Total U.S. employment remains substantially below pre-pandemic levels (146 million workers were on U.S. nonfarm payrolls in June 2021, compared to 153 million in February 2020), suggesting that there should be some slack in the labor market, but the rapid pace of hiring (850,000 jobs added in June)3, coupled with several other factors, has created fierce competition among employers for workers. Large numbers of businesses report that they are struggling to hire enough workers to meet their customers’ demands. CDL truck drivers are particularly scarce, but worker shortages extend across all skill and experience categories, and nearly all industries.
Inflation is becoming a greater concern as prices rise at both the producer and consumer levels. The consumer price index (CPI) rose at an annual rate of 4.2% in April, and 5.0% in May, the highest level since August 2008.4 Overall prices jumped at a 9.7% annualized rate for the three months from March-May. Significant components of overall inflation include volatile food and energy costs, but even so-called “core inflation”, which excludes those categories, rose 3.8% in May, the highest level going back to 1992, indicating that price increases are being felt broadly across all spending categories.
Whether this rate of price increases will be sustained is a topic of debate among analysts. Some suggest that we are seeing an overheating economy, which may lead to an extended period of high inflation. Others, including most notably, the Federal Reserve’s Jerome Powell, feel that the current inflation surge is more likely transient, and will subside once temporary supply imbalances resolve.5 Their outlook is particularly important because it will guide their approach to managing short-term interest rates. In the early days of the pandemic, the Fed acted swiftly to lower interest rates to near-zero, while simultaneously purchasing billions of dollars worth of bonds.

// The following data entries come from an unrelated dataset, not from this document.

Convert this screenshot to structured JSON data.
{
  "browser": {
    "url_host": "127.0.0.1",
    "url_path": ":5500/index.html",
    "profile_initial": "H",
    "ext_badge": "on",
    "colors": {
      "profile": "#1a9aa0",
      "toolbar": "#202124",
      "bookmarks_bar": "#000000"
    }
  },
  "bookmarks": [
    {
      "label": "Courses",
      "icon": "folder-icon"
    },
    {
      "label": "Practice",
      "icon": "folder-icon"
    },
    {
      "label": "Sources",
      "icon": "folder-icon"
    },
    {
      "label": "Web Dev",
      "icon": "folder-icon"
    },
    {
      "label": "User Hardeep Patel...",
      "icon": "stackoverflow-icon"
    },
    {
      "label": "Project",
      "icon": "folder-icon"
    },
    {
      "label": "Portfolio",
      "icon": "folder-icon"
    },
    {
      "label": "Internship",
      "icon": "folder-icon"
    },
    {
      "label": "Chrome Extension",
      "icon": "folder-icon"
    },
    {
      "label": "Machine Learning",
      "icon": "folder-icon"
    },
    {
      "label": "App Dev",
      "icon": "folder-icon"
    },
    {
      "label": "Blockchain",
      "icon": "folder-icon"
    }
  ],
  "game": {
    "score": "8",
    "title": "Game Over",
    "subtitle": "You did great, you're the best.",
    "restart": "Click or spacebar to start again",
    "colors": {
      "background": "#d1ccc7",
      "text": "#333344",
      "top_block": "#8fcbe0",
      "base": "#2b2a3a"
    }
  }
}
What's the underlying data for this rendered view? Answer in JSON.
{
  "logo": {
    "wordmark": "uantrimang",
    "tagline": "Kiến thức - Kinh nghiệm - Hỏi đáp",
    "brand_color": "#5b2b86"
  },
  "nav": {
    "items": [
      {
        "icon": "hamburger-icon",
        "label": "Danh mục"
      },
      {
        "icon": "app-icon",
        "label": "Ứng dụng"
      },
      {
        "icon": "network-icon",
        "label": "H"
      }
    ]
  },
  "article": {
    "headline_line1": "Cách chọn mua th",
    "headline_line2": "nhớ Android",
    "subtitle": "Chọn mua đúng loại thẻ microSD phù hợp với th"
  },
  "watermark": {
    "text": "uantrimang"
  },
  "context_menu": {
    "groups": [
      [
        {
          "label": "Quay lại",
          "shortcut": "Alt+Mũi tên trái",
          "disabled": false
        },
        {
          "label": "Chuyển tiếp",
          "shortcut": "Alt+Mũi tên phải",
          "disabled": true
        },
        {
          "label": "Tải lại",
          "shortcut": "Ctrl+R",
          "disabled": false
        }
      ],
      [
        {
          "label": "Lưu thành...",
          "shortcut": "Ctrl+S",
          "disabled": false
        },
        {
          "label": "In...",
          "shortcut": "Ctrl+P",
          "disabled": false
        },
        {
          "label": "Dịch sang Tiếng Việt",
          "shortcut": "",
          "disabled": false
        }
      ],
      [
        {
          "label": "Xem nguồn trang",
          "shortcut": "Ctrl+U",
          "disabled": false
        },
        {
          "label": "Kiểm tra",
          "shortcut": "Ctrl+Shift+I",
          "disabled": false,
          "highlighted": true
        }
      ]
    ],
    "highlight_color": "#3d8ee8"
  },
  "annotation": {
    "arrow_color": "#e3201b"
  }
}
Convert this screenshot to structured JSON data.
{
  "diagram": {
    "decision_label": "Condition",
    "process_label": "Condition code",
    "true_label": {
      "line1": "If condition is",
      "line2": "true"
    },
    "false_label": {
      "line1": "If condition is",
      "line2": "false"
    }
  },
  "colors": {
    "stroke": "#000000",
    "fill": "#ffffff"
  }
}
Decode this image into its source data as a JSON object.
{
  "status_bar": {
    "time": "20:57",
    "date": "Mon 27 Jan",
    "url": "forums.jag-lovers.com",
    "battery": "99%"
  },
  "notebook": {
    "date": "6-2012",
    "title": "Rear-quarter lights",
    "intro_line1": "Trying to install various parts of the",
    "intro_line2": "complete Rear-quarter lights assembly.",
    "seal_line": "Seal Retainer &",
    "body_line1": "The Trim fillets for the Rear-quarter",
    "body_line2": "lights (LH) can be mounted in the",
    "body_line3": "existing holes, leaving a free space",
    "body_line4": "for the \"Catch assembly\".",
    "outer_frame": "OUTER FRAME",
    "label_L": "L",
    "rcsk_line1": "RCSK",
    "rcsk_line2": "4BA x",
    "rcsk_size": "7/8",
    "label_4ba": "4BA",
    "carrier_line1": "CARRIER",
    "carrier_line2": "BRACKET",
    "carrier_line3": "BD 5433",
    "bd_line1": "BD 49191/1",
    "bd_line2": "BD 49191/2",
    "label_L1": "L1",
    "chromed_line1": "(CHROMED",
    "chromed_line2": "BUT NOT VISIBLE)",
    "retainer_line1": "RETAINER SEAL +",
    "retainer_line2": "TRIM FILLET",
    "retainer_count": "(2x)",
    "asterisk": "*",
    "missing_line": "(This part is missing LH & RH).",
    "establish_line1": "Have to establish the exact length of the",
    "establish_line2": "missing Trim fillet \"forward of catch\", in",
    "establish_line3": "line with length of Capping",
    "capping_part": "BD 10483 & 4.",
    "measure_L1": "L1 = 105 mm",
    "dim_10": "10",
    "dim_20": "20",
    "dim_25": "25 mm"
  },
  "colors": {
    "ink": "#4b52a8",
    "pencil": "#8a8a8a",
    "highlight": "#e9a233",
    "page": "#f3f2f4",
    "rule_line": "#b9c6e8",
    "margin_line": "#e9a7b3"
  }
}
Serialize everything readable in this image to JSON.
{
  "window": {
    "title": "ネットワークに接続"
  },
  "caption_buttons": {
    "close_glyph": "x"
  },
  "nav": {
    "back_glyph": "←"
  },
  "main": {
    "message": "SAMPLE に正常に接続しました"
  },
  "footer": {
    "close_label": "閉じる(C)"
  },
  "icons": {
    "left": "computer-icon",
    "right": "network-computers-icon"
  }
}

How quickly the Fed acts to return to more normal monetary policy will significantly affect the cost of borrowing, and in turn, the broader economy. At their June meeting, Fed officials moved forward their expected timing of rate increases, suggesting that while they are likely to stay the course in 2021, we will see moderate rate increases by 2023, and possibly late in 2022. Whether inflation subsides, as they predict, or continues at its current pace, will be a key determinant.
As with the general U.S. economy, international trade, including agricultural exports, has surged so far this year. USDA forecasts agricultural exports for FY 2021 at a record $164 billion. If realized, this would represent an increase of $28.3 billion from FY 2020, and an increase of $20.6 billion form the recent peak of $143.4 billion in 2018.
The big driver of this increase has been China which is on pace to more than double its purchases of U.S. farm goods this year, increasing from $17.0 billion in FY 2020, to $35.0 billion in FY 2021. Leading export categories include grains and feeds at $41.2 billion, and oilseeds and related products at $40.6 billion. Other categories are seeing increases as well, including horticultural products (mainly fruits, vegetables, and nuts) at $34.1 billion, and livestock, dairy, and poultry at $34.2 billion. Most categories are seeing increases in both volume and unit value of exports.
U.S. Seafood exports are slightly lower in 2021, y-o-y (-6%). Forest product exports are 24% higher for the year through May, with both volume and value showing increases. Container availability and port bottlenecks continue to frustrate and limit U.S. exporters.
1 Deloitte Insights, June 14, 2021
2 Forecasts from Deloitte, Bank of America, The World Bank, and Goldman Sachs
3 U.S. Bureau of Labor Statistics
5 Bloomberg, "Powell Renews Forecast for Inflation Subsiding Toward Fed's Goal," June 21, 2021